___ Exercise material
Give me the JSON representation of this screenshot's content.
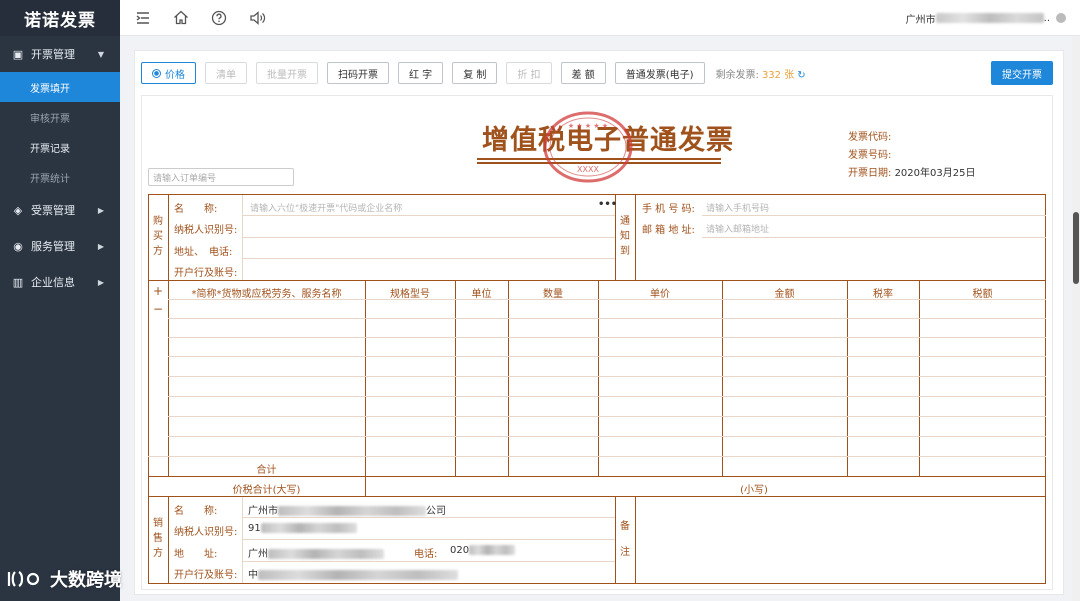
{
  "app": {
    "logo": "诺诺发票"
  },
  "sidebar": {
    "groups": [
      {
        "label": "开票管理",
        "icon": "invoice-icon",
        "arrow": "▼"
      },
      {
        "label": "受票管理",
        "icon": "layers-icon",
        "arrow": "▶"
      },
      {
        "label": "服务管理",
        "icon": "globe-icon",
        "arrow": "▶"
      },
      {
        "label": "企业信息",
        "icon": "building-icon",
        "arrow": "▶"
      }
    ],
    "subitems": [
      {
        "label": "发票填开",
        "active": true
      },
      {
        "label": "审核开票",
        "active": false
      },
      {
        "label": "开票记录",
        "active": false
      },
      {
        "label": "开票统计",
        "active": false
      }
    ]
  },
  "topbar": {
    "icons": [
      "menu-fold-icon",
      "home-icon",
      "help-icon",
      "speaker-icon"
    ],
    "user_prefix": "广州市",
    "user_suffix": ".."
  },
  "toolbar": {
    "price_label": "价格",
    "clear_label": "清单",
    "batch_label": "批量开票",
    "scan_label": "扫码开票",
    "red_label": "红 字",
    "copy_label": "复 制",
    "discount_label": "折 扣",
    "diff_label": "差 额",
    "type_label": "普通发票(电子)",
    "remain_label": "剩余发票:",
    "remain_count": "332 张",
    "refresh_icon": "↻",
    "submit_label": "提交开票"
  },
  "invoice": {
    "title": "增值税电子普通发票",
    "seal_text": "XXXX",
    "code_label": "发票代码:",
    "number_label": "发票号码:",
    "date_label": "开票日期:",
    "date_value": "2020年03月25日",
    "order_placeholder": "请输入订单编号",
    "buyer": {
      "side_label": [
        "购",
        "买",
        "方"
      ],
      "name_label": "名　　称:",
      "name_placeholder": "请输入六位\"极速开票\"代码或企业名称",
      "more": "•••",
      "taxid_label": "纳税人识别号:",
      "addr_label": "地址、　电话:",
      "bank_label": "开户行及账号:"
    },
    "notify": {
      "side_label": [
        "通",
        "知",
        "到"
      ],
      "phone_label": "手 机 号 码:",
      "phone_placeholder": "请输入手机号码",
      "email_label": "邮 箱 地 址:",
      "email_placeholder": "请输入邮箱地址"
    },
    "items": {
      "plus": "+",
      "minus": "−",
      "headers": [
        "*简称*货物或应税劳务、服务名称",
        "规格型号",
        "单位",
        "数量",
        "单价",
        "金额",
        "税率",
        "税额"
      ],
      "total_label": "合计",
      "total_in_words_label": "价税合计(大写)",
      "small_label": "(小写)"
    },
    "seller": {
      "side_label": [
        "销",
        "售",
        "方"
      ],
      "name_label": "名　　称:",
      "name_prefix": "广州市",
      "name_suffix": "公司",
      "taxid_label": "纳税人识别号:",
      "taxid_prefix": "91",
      "addr_label": "地　　址:",
      "addr_prefix": "广州",
      "phone_label": "电话:",
      "phone_prefix": "020",
      "bank_label": "开户行及账号:",
      "bank_prefix": "中"
    },
    "remark": {
      "side_label": [
        "备",
        "注"
      ]
    }
  },
  "watermark": {
    "text": "大数跨境"
  },
  "colors": {
    "accent": "#1e87d9",
    "invoice_brown": "#a0521c",
    "sidebar": "#2b3542",
    "seal_red": "#d23c3c"
  }
}
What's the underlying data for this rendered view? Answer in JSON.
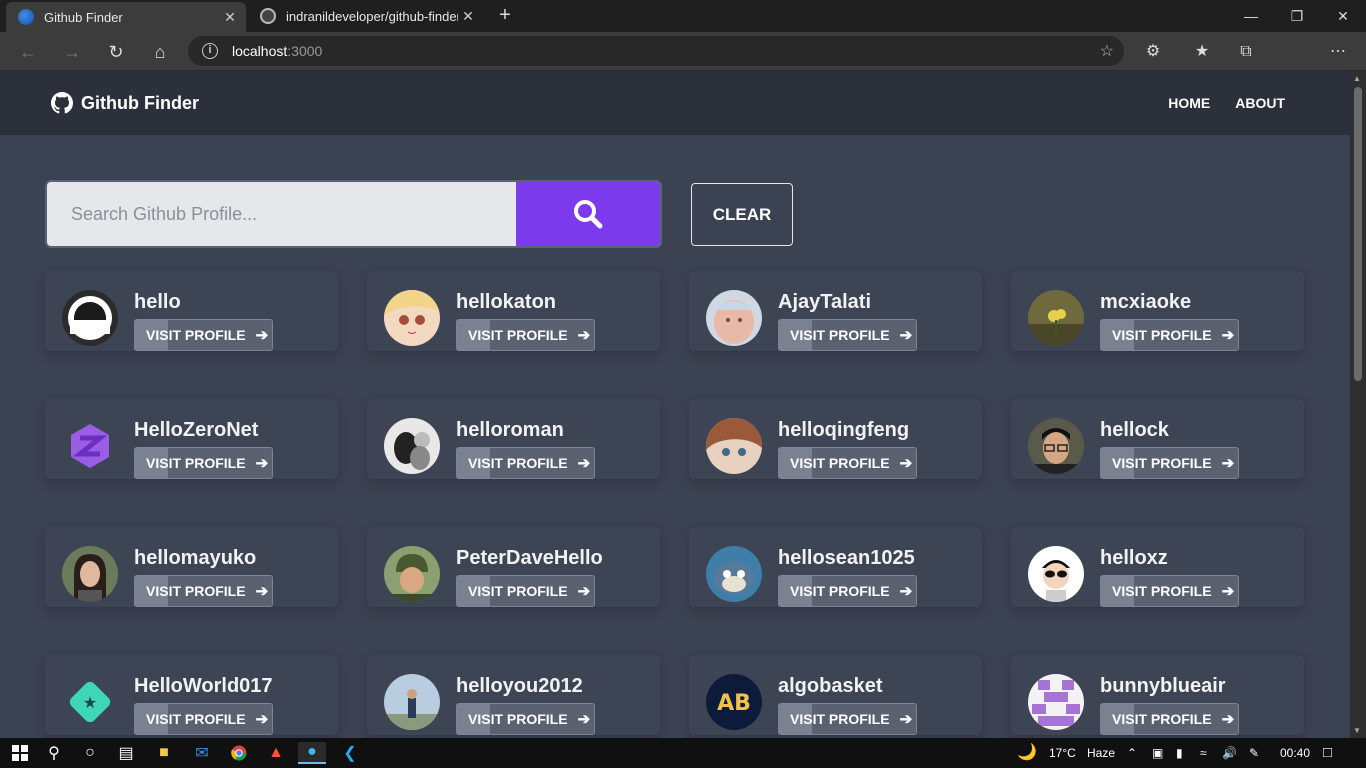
{
  "browser": {
    "tabs": [
      {
        "title": "Github Finder",
        "active": true
      },
      {
        "title": "indranildeveloper/github-finder-",
        "active": false
      }
    ],
    "url_host": "localhost",
    "url_port": ":3000",
    "window_controls": [
      "minimize",
      "restore",
      "close"
    ]
  },
  "app": {
    "brand": "Github Finder",
    "nav": {
      "home": "HOME",
      "about": "ABOUT"
    },
    "search": {
      "placeholder": "Search Github Profile..."
    },
    "clear_label": "CLEAR",
    "visit_label": "VISIT PROFILE",
    "users": [
      {
        "login": "hello",
        "avatar": "black-circle-smile"
      },
      {
        "login": "hellokaton",
        "avatar": "anime-blonde"
      },
      {
        "login": "AjayTalati",
        "avatar": "baby-photo"
      },
      {
        "login": "mcxiaoke",
        "avatar": "yellow-flower"
      },
      {
        "login": "HelloZeroNet",
        "avatar": "purple-z-logo"
      },
      {
        "login": "helloroman",
        "avatar": "bw-dog-photo"
      },
      {
        "login": "helloqingfeng",
        "avatar": "anime-brown-hair"
      },
      {
        "login": "hellock",
        "avatar": "person-glasses"
      },
      {
        "login": "hellomayuko",
        "avatar": "woman-photo"
      },
      {
        "login": "PeterDaveHello",
        "avatar": "man-helmet"
      },
      {
        "login": "hellosean1025",
        "avatar": "cartoon-cat"
      },
      {
        "login": "helloxz",
        "avatar": "cartoon-sunglasses"
      },
      {
        "login": "HelloWorld017",
        "avatar": "teal-star-logo"
      },
      {
        "login": "helloyou2012",
        "avatar": "person-sky"
      },
      {
        "login": "algobasket",
        "avatar": "ab-logo"
      },
      {
        "login": "bunnyblueair",
        "avatar": "purple-identicon"
      }
    ]
  },
  "taskbar": {
    "weather": "17°C",
    "weather_desc": "Haze",
    "time": "00:40"
  },
  "colors": {
    "accent": "#7c3aed",
    "navbar": "#2b303b",
    "background": "#3b4252",
    "card": "#3d4454"
  }
}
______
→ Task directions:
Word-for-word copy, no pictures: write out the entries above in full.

→ Reply to the task:
Give me the JSON representation of this screenshot's content.
{
  "app": {
    "logo": "诺诺发票"
  },
  "sidebar": {
    "groups": [
      {
        "label": "开票管理",
        "icon": "invoice-icon",
        "arrow": "▼"
      },
      {
        "label": "受票管理",
        "icon": "layers-icon",
        "arrow": "▶"
      },
      {
        "label": "服务管理",
        "icon": "globe-icon",
        "arrow": "▶"
      },
      {
        "label": "企业信息",
        "icon": "building-icon",
        "arrow": "▶"
      }
    ],
    "subitems": [
      {
        "label": "发票填开",
        "active": true
      },
      {
        "label": "审核开票",
        "active": false
      },
      {
        "label": "开票记录",
        "active": false
      },
      {
        "label": "开票统计",
        "active": false
      }
    ]
  },
  "topbar": {
    "icons": [
      "menu-fold-icon",
      "home-icon",
      "help-icon",
      "speaker-icon"
    ],
    "user_prefix": "广州市",
    "user_suffix": ".."
  },
  "toolbar": {
    "price_label": "价格",
    "clear_label": "清单",
    "batch_label": "批量开票",
    "scan_label": "扫码开票",
    "red_label": "红 字",
    "copy_label": "复 制",
    "discount_label": "折 扣",
    "diff_label": "差 额",
    "type_label": "普通发票(电子)",
    "remain_label": "剩余发票:",
    "remain_count": "332 张",
    "refresh_icon": "↻",
    "submit_label": "提交开票"
  },
  "invoice": {
    "title": "增值税电子普通发票",
    "seal_text": "XXXX",
    "code_label": "发票代码:",
    "number_label": "发票号码:",
    "date_label": "开票日期:",
    "date_value": "2020年03月25日",
    "order_placeholder": "请输入订单编号",
    "buyer": {
      "side_label": [
        "购",
        "买",
        "方"
      ],
      "name_label": "名　　称:",
      "name_placeholder": "请输入六位\"极速开票\"代码或企业名称",
      "more": "•••",
      "taxid_label": "纳税人识别号:",
      "addr_label": "地址、　电话:",
      "bank_label": "开户行及账号:"
    },
    "notify": {
      "side_label": [
        "通",
        "知",
        "到"
      ],
      "phone_label": "手 机 号 码:",
      "phone_placeholder": "请输入手机号码",
      "email_label": "邮 箱 地 址:",
      "email_placeholder": "请输入邮箱地址"
    },
    "items": {
      "plus": "+",
      "minus": "−",
      "headers": [
        "*简称*货物或应税劳务、服务名称",
        "规格型号",
        "单位",
        "数量",
        "单价",
        "金额",
        "税率",
        "税额"
      ],
      "total_label": "合计",
      "total_in_words_label": "价税合计(大写)",
      "small_label": "(小写)"
    },
    "seller": {
      "side_label": [
        "销",
        "售",
        "方"
      ],
      "name_label": "名　　称:",
      "name_prefix": "广州市",
      "name_suffix": "公司",
      "taxid_label": "纳税人识别号:",
      "taxid_prefix": "91",
      "addr_label": "地　　址:",
      "addr_prefix": "广州",
      "phone_label": "电话:",
      "phone_prefix": "020",
      "bank_label": "开户行及账号:",
      "bank_prefix": "中"
    },
    "remark": {
      "side_label": [
        "备",
        "注"
      ]
    }
  },
  "watermark": {
    "text": "大数跨境"
  },
  "colors": {
    "accent": "#1e87d9",
    "invoice_brown": "#a0521c",
    "sidebar": "#2b3542",
    "seal_red": "#d23c3c"
  }
}
What's the underlying data for this rendered view? Answer in JSON.
{
  "browser": {
    "tabs": [
      {
        "title": "Github Finder",
        "active": true
      },
      {
        "title": "indranildeveloper/github-finder-",
        "active": false
      }
    ],
    "url_host": "localhost",
    "url_port": ":3000",
    "window_controls": [
      "minimize",
      "restore",
      "close"
    ]
  },
  "app": {
    "brand": "Github Finder",
    "nav": {
      "home": "HOME",
      "about": "ABOUT"
    },
    "search": {
      "placeholder": "Search Github Profile..."
    },
    "clear_label": "CLEAR",
    "visit_label": "VISIT PROFILE",
    "users": [
      {
        "login": "hello",
        "avatar": "black-circle-smile"
      },
      {
        "login": "hellokaton",
        "avatar": "anime-blonde"
      },
      {
        "login": "AjayTalati",
        "avatar": "baby-photo"
      },
      {
        "login": "mcxiaoke",
        "avatar": "yellow-flower"
      },
      {
        "login": "HelloZeroNet",
        "avatar": "purple-z-logo"
      },
      {
        "login": "helloroman",
        "avatar": "bw-dog-photo"
      },
      {
        "login": "helloqingfeng",
        "avatar": "anime-brown-hair"
      },
      {
        "login": "hellock",
        "avatar": "person-glasses"
      },
      {
        "login": "hellomayuko",
        "avatar": "woman-photo"
      },
      {
        "login": "PeterDaveHello",
        "avatar": "man-helmet"
      },
      {
        "login": "hellosean1025",
        "avatar": "cartoon-cat"
      },
      {
        "login": "helloxz",
        "avatar": "cartoon-sunglasses"
      },
      {
        "login": "HelloWorld017",
        "avatar": "teal-star-logo"
      },
      {
        "login": "helloyou2012",
        "avatar": "person-sky"
      },
      {
        "login": "algobasket",
        "avatar": "ab-logo"
      },
      {
        "login": "bunnyblueair",
        "avatar": "purple-identicon"
      }
    ]
  },
  "taskbar": {
    "weather": "17°C",
    "weather_desc": "Haze",
    "time": "00:40"
  },
  "colors": {
    "accent": "#7c3aed",
    "navbar": "#2b303b",
    "background": "#3b4252",
    "card": "#3d4454"
  }
}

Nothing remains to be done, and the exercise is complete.